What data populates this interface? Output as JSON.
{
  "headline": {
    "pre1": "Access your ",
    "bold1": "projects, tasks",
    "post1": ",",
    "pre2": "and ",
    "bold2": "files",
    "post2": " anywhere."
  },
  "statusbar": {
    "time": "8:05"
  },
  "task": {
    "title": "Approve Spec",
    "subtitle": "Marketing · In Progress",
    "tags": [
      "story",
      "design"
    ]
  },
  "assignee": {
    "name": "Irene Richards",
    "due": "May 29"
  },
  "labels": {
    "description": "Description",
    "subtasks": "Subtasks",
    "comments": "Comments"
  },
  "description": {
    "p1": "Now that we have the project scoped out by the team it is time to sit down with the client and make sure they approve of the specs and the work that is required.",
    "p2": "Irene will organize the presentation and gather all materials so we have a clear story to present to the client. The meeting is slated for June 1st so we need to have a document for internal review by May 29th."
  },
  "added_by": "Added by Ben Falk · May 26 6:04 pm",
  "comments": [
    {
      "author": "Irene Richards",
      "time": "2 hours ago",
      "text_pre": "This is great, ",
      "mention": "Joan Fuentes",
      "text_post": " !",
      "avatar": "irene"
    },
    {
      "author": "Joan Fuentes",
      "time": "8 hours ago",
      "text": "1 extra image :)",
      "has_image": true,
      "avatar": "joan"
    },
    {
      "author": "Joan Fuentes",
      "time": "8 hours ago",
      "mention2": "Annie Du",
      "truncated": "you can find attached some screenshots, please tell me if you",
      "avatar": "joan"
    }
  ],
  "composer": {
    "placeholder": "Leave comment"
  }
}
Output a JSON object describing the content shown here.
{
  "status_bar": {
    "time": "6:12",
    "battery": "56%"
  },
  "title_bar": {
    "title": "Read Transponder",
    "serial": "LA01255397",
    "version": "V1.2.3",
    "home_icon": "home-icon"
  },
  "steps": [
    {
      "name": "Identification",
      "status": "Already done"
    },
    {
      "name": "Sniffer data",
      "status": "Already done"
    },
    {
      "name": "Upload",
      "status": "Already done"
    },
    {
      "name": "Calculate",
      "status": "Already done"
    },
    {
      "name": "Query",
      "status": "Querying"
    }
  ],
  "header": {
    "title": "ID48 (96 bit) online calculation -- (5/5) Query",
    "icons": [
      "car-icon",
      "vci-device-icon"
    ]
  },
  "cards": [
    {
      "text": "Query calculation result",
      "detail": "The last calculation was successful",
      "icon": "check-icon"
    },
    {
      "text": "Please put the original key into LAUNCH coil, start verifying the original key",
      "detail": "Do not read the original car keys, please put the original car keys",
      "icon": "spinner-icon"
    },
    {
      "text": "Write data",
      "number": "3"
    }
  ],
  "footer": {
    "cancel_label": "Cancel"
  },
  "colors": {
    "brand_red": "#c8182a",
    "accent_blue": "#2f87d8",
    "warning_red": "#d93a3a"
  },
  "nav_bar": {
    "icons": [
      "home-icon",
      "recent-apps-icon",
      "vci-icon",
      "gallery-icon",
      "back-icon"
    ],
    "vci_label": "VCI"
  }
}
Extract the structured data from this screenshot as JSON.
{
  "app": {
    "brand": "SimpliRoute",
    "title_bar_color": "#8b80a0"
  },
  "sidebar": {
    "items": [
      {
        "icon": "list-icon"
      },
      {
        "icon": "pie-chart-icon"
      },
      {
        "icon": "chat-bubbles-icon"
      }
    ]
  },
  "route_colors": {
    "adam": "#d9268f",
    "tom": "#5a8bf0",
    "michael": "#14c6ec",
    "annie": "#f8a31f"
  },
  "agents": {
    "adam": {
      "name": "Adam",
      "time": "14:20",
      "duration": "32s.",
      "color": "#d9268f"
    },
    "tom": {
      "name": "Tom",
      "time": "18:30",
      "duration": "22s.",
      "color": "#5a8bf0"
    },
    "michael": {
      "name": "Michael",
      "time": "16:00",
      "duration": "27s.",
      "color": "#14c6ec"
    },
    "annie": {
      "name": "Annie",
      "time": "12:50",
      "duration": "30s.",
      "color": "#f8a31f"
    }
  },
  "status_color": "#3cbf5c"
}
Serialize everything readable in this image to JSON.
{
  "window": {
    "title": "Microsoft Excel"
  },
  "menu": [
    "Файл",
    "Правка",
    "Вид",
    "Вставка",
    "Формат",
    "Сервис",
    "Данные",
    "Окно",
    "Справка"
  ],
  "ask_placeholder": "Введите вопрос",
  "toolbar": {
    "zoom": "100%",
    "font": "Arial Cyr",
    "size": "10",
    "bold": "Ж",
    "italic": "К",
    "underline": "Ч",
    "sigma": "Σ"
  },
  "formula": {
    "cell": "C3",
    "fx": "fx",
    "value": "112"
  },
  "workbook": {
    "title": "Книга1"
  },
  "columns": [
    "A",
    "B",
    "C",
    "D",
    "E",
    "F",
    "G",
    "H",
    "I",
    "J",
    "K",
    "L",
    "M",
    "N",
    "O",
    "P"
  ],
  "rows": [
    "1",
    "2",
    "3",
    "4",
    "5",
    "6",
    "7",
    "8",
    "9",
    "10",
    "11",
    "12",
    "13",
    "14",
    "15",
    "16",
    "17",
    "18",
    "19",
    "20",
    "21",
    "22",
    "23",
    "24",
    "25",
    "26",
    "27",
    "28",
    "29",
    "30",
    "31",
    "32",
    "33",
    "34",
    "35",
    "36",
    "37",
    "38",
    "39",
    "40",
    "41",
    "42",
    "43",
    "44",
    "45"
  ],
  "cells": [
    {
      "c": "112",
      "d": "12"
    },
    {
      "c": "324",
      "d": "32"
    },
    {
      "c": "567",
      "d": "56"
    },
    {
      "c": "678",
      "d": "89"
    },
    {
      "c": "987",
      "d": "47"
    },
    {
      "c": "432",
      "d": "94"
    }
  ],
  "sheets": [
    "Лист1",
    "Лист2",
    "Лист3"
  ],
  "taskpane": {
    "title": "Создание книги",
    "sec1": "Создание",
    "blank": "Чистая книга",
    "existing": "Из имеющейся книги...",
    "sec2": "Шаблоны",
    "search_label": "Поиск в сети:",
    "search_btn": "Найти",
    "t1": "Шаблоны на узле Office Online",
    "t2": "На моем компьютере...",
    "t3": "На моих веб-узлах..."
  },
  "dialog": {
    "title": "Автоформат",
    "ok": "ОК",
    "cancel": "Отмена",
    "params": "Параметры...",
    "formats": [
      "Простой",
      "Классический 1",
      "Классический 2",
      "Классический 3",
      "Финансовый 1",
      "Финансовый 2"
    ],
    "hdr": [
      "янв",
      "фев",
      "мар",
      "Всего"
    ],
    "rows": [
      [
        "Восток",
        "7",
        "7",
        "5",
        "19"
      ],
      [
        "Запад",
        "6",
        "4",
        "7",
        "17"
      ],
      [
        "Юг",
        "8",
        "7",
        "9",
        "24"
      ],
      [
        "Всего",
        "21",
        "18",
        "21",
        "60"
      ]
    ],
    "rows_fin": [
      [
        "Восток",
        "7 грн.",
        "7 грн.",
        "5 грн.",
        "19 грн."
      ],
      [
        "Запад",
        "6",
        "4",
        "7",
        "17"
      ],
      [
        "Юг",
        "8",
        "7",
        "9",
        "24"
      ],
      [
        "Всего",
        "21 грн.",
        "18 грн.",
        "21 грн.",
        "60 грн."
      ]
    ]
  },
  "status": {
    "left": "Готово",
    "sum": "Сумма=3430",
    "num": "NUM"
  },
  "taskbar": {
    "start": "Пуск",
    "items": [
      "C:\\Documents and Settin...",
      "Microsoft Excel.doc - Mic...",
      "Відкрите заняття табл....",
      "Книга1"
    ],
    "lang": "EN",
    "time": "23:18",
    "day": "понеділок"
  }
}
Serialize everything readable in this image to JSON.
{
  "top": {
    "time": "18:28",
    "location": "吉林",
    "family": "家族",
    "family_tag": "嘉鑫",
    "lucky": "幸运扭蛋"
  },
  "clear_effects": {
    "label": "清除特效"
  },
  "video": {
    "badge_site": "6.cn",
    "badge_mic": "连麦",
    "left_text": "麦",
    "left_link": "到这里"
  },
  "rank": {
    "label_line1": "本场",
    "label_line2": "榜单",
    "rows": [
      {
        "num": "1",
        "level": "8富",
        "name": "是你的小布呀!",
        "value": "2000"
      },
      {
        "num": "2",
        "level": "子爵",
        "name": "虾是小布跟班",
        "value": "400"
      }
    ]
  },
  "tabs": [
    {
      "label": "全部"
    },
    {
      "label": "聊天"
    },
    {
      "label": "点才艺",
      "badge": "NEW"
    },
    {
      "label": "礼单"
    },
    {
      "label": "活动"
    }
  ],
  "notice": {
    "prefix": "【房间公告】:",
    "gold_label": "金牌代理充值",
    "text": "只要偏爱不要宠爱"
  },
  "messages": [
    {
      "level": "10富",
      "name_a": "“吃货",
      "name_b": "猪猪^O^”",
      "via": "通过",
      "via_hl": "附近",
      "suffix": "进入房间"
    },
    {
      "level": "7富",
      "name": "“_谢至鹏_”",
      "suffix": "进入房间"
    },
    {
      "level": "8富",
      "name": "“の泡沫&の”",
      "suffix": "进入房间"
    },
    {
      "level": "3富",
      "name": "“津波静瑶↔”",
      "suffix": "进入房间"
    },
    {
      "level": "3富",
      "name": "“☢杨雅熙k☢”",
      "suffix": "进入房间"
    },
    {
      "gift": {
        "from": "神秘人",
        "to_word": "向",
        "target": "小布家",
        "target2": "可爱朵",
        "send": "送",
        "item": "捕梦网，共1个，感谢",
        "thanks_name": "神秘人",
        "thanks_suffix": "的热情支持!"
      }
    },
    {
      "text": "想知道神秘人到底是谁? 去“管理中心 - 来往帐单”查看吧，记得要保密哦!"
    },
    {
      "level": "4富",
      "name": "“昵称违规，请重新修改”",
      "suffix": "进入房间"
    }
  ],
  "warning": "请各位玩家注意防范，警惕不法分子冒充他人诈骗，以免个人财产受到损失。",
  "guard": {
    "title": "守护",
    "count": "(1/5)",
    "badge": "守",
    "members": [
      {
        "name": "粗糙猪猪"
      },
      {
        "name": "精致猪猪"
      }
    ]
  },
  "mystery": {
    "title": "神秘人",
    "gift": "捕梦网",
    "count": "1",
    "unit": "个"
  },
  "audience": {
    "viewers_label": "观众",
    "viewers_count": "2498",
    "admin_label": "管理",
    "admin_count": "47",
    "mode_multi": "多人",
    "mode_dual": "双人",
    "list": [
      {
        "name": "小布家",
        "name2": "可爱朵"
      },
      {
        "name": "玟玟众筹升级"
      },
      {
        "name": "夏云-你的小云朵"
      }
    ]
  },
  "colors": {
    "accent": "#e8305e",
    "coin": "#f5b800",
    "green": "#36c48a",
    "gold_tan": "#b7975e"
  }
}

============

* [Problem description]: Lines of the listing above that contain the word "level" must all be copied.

* [Answer section]:
        "level": "8富",
        "level": "子爵",
      "level": "10富",
      "level": "7富",
      "level": "8富",
      "level": "3富",
      "level": "3富",
      "level": "4富",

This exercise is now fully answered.